-- EXERCISE OBJECTIVE --
Extract the full set of records that follows, word for word.

-- AVAILABLE DATA --
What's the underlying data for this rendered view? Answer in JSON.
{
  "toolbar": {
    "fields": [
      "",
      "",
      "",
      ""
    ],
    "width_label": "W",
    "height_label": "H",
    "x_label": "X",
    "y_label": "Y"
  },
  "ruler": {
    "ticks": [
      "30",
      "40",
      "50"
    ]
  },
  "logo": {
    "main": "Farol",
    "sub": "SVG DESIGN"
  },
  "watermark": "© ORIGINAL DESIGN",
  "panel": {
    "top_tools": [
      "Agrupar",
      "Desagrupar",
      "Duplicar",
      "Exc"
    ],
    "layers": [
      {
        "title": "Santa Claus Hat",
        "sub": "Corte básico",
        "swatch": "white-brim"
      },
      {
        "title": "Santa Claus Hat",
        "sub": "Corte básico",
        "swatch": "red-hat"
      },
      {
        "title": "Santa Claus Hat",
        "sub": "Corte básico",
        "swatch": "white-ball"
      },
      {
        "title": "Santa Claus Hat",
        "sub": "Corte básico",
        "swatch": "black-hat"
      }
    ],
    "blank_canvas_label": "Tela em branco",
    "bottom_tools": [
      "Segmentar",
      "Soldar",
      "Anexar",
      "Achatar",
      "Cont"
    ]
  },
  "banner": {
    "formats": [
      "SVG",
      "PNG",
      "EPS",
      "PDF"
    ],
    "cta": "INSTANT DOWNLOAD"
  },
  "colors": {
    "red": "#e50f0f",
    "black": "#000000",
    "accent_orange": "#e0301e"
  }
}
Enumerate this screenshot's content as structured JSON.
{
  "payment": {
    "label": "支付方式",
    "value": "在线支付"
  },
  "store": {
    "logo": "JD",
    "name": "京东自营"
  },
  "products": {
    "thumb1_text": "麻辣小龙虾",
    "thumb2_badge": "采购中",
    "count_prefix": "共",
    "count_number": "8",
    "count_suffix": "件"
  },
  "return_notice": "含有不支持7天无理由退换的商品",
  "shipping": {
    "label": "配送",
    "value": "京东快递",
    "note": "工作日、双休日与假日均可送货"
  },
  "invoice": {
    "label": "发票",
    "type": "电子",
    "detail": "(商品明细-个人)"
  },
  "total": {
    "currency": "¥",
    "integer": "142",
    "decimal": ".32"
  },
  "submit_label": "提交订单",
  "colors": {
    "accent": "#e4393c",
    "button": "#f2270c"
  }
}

-- EXERCISE RESULT --
What's the underlying data for this rendered view? Answer in JSON.
{
  "toolbar": {
    "fields": [
      "",
      "",
      "",
      ""
    ],
    "width_label": "W",
    "height_label": "H",
    "x_label": "X",
    "y_label": "Y"
  },
  "ruler": {
    "ticks": [
      "30",
      "40",
      "50"
    ]
  },
  "logo": {
    "main": "Farol",
    "sub": "SVG DESIGN"
  },
  "watermark": "© ORIGINAL DESIGN",
  "panel": {
    "top_tools": [
      "Agrupar",
      "Desagrupar",
      "Duplicar",
      "Exc"
    ],
    "layers": [
      {
        "title": "Santa Claus Hat",
        "sub": "Corte básico",
        "swatch": "white-brim"
      },
      {
        "title": "Santa Claus Hat",
        "sub": "Corte básico",
        "swatch": "red-hat"
      },
      {
        "title": "Santa Claus Hat",
        "sub": "Corte básico",
        "swatch": "white-ball"
      },
      {
        "title": "Santa Claus Hat",
        "sub": "Corte básico",
        "swatch": "black-hat"
      }
    ],
    "blank_canvas_label": "Tela em branco",
    "bottom_tools": [
      "Segmentar",
      "Soldar",
      "Anexar",
      "Achatar",
      "Cont"
    ]
  },
  "banner": {
    "formats": [
      "SVG",
      "PNG",
      "EPS",
      "PDF"
    ],
    "cta": "INSTANT DOWNLOAD"
  },
  "colors": {
    "red": "#e50f0f",
    "black": "#000000",
    "accent_orange": "#e0301e"
  }
}
Enumerate this screenshot's content as structured JSON.
{
  "payment": {
    "label": "支付方式",
    "value": "在线支付"
  },
  "store": {
    "logo": "JD",
    "name": "京东自营"
  },
  "products": {
    "thumb1_text": "麻辣小龙虾",
    "thumb2_badge": "采购中",
    "count_prefix": "共",
    "count_number": "8",
    "count_suffix": "件"
  },
  "return_notice": "含有不支持7天无理由退换的商品",
  "shipping": {
    "label": "配送",
    "value": "京东快递",
    "note": "工作日、双休日与假日均可送货"
  },
  "invoice": {
    "label": "发票",
    "type": "电子",
    "detail": "(商品明细-个人)"
  },
  "total": {
    "currency": "¥",
    "integer": "142",
    "decimal": ".32"
  },
  "submit_label": "提交订单",
  "colors": {
    "accent": "#e4393c",
    "button": "#f2270c"
  }
}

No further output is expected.